Switching fields and resting fields allows the soil and the soil microorganisms to recover from the daily treatment of the effluent. The home owner or the system provider will switch the fields by closing off the previous used field. This is usually done routinely and the timing will depend on the system layout and the property’s soil characteristics. The size of the leach field is based on the septic tank size and the soil type and drainage.

It is important to also have an area set aside for replacing the leach field, should it ever fail. It is referred to as the replacement area, and is open and hopefully undisturbed location on the property. It is important to avoid building on the area or disturbing it in any way.

Maintenance tips:

1. Obtain a copy of your sewage treatment system installation permit and layout for your home records.

2. Don’t pour grease, oil, paint, pesticides and chemicals down your drains.

3. Maintain a routine of pumping the septic tank and switching the leach fields.

4. Don’t plant trees in the area of the leach field or replacement area. The tree roots can damage the leach field.

5. Don’t drive or park vehicles on the leach field or the replacement area.

6. Plan areas for fenced and penned animals away from the leach field and replacement area.

7. Don’t overload the septic tank with large amounts of water by spreading out multiple clothes washing to one or two loads per day.

8. Make sure the sump pump doesn’t discharge into the septic tank.

9. Direct surface runoff and downspouts away from the septic tank and the leach field area.

Signs of potential system failure include:

1. Wastewater backing up into the household drains.

2. Bright green, spongy grass over the leach field area during dry weather.

3. Pooling water or muddy soil around the caps and risers of the tank, distribution box or leach field.

4. A strong sewage odor around the tank or leach field.

Not sure if you have a septic tank or an aeration sewage treatment system? Is your system showing signs of failure? Contact the Environmental Health Division of the Madison County/London City Health District at 740-852-3065 Monday through Friday between 8:30 a.m. to 4:30 p.m. Our sanitarians can help you to learn more about your system.

Jennifer Michaelson, R.S., is the director of environmental health at the Madison County-London City Health District, 306 Lafayette St., London.
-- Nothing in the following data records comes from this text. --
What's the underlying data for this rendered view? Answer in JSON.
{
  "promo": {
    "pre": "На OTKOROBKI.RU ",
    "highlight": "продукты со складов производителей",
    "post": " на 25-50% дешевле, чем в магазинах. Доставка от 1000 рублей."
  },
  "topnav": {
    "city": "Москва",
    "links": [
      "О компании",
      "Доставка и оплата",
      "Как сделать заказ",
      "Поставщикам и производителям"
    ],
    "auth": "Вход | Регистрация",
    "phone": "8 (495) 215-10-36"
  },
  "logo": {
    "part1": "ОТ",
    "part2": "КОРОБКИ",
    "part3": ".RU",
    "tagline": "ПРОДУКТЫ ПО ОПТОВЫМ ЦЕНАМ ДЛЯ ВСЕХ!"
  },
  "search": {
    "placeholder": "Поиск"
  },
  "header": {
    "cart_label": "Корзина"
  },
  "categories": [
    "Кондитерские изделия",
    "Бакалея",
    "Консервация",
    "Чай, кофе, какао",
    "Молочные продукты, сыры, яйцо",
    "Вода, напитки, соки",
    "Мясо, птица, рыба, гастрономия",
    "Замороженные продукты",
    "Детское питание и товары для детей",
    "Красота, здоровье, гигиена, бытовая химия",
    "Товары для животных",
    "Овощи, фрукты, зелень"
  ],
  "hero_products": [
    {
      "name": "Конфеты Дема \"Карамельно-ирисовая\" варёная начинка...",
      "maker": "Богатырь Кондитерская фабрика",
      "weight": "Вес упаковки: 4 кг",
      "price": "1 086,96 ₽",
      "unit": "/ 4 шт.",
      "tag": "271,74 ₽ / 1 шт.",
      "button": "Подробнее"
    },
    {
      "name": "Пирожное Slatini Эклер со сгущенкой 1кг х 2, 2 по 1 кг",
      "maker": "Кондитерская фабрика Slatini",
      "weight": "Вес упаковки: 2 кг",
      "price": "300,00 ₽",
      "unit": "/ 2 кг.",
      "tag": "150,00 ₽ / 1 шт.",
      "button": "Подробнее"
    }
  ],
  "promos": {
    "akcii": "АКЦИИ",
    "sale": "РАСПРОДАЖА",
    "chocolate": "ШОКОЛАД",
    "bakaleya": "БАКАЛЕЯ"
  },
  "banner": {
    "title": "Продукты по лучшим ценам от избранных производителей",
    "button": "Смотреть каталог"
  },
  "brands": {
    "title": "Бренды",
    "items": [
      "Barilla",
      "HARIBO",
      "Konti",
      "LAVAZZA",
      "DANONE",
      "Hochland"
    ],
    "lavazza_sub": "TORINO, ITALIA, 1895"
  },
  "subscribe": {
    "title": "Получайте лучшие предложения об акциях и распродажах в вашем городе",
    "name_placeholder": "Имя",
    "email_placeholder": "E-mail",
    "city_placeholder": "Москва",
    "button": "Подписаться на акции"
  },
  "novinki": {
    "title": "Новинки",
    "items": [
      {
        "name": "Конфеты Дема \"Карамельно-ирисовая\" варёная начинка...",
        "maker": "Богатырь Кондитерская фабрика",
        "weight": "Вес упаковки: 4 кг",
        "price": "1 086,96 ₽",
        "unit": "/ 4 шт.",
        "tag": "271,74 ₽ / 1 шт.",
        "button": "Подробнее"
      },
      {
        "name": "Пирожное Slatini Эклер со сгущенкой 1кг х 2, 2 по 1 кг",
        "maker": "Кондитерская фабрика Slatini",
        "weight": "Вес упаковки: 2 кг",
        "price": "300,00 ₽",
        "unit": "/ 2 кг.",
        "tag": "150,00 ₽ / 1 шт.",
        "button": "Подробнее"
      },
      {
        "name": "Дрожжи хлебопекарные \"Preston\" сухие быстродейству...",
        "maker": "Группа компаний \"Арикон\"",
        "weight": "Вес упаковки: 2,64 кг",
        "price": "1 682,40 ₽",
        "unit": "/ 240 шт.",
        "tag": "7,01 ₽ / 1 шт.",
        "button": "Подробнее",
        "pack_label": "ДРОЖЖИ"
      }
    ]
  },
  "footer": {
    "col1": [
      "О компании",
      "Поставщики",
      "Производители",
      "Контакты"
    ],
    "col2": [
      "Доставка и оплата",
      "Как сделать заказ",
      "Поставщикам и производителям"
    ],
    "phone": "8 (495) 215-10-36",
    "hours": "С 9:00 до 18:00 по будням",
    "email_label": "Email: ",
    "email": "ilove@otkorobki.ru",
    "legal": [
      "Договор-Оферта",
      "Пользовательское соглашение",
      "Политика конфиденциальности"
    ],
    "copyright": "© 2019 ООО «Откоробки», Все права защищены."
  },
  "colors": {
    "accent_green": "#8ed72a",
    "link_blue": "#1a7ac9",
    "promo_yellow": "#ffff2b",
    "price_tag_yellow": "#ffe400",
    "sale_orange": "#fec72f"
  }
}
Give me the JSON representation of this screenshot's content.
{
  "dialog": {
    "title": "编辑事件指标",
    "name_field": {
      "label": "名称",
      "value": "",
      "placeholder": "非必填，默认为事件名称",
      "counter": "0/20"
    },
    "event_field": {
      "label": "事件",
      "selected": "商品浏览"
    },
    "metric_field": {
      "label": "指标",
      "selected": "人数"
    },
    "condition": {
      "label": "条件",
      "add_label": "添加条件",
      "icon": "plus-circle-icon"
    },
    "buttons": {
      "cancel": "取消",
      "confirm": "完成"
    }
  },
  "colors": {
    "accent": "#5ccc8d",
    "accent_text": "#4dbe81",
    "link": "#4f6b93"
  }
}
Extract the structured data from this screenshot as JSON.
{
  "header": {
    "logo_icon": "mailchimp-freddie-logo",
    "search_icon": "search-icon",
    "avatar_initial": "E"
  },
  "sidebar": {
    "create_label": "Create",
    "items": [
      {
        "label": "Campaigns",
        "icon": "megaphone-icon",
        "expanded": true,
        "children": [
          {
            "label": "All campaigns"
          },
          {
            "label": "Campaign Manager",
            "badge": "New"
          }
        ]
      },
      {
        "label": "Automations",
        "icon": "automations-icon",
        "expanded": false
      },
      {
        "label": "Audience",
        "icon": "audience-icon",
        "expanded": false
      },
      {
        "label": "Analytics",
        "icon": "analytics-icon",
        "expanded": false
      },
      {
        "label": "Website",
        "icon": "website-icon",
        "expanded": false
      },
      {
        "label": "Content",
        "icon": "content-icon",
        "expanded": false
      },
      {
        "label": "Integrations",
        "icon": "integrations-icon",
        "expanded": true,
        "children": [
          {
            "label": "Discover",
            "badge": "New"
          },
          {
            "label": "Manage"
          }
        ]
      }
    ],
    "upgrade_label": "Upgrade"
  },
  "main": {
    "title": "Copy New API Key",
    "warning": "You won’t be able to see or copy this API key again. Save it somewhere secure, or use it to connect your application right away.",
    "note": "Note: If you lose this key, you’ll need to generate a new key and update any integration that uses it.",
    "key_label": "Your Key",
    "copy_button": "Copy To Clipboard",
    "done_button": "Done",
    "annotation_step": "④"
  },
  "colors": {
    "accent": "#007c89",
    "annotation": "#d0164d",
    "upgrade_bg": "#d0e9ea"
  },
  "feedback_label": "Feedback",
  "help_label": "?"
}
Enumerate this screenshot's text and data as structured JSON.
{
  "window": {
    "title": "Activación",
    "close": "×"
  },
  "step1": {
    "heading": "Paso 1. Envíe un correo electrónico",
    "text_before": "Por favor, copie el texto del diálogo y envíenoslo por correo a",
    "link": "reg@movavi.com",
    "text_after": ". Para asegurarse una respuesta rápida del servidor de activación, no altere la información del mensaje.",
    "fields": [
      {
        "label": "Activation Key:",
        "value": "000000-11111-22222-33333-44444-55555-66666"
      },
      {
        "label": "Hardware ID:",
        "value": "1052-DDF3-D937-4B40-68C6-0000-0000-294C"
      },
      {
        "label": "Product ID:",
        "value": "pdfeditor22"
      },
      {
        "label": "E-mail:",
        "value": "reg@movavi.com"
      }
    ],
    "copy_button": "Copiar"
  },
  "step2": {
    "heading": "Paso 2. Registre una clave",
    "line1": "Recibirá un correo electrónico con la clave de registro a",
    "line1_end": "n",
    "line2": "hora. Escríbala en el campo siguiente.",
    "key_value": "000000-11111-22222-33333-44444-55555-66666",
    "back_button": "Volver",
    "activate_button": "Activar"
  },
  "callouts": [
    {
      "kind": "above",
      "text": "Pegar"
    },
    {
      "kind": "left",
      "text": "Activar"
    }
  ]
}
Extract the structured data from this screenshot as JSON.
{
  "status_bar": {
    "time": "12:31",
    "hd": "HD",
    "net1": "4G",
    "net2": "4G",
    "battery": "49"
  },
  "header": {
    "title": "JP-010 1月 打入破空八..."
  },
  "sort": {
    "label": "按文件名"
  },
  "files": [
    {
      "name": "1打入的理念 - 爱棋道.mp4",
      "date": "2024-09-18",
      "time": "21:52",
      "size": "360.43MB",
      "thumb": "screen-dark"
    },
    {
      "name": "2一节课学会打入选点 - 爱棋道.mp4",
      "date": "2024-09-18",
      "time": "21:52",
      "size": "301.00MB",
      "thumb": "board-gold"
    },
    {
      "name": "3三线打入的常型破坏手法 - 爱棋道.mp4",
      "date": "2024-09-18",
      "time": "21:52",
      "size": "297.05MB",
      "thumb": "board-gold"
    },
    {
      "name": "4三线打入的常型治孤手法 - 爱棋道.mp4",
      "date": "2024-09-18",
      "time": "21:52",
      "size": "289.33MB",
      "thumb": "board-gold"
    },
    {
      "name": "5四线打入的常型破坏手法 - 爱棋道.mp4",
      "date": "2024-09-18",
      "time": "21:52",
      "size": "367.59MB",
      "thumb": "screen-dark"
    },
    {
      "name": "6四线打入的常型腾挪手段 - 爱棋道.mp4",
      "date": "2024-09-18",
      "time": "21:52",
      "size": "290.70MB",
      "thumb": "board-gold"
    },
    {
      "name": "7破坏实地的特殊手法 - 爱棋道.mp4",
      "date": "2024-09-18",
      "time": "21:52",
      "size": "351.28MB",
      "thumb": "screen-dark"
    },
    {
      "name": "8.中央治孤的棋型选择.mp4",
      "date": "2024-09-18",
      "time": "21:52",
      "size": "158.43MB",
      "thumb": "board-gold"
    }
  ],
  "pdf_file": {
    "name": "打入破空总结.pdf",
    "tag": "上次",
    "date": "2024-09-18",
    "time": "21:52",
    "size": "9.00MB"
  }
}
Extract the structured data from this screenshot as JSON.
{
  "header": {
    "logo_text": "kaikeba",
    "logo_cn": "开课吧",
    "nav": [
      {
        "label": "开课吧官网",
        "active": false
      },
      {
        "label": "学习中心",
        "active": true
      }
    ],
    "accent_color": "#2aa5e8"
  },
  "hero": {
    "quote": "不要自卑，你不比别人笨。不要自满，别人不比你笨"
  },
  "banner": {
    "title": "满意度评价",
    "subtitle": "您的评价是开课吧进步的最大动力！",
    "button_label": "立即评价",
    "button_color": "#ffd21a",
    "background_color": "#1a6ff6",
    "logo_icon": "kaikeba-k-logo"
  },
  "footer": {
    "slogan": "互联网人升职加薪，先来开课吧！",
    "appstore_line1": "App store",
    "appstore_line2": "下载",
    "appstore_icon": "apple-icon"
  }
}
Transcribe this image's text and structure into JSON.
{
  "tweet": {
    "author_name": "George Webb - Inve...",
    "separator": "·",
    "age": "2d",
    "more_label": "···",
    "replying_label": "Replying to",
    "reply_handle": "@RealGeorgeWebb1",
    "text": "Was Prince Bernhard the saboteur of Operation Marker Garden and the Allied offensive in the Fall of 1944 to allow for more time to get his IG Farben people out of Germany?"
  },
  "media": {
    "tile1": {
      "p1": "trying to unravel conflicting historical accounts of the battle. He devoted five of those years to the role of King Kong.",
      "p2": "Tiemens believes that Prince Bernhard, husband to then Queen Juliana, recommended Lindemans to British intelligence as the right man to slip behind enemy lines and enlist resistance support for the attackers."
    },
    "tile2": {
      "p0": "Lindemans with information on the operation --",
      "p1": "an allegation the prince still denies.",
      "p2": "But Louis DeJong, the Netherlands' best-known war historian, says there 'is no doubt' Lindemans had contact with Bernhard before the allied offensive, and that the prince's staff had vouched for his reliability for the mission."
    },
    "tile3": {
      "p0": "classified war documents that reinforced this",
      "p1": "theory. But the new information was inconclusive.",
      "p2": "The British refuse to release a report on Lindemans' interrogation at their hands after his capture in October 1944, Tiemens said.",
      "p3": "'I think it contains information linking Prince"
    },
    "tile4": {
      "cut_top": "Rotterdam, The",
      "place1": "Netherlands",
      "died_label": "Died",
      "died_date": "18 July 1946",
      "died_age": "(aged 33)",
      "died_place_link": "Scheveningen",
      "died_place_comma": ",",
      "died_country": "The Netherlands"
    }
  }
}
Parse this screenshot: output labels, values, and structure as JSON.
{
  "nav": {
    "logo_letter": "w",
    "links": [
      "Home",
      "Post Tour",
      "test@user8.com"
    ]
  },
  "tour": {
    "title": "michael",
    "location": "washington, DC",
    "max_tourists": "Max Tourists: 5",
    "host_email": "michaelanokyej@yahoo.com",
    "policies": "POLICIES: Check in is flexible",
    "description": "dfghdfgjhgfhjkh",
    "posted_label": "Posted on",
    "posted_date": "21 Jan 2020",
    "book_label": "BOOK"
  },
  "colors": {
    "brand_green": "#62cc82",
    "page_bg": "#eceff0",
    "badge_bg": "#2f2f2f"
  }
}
She can be reached at 740-852-3065, ext. 1517.


Jennifer Michaelson

Contributing Columnist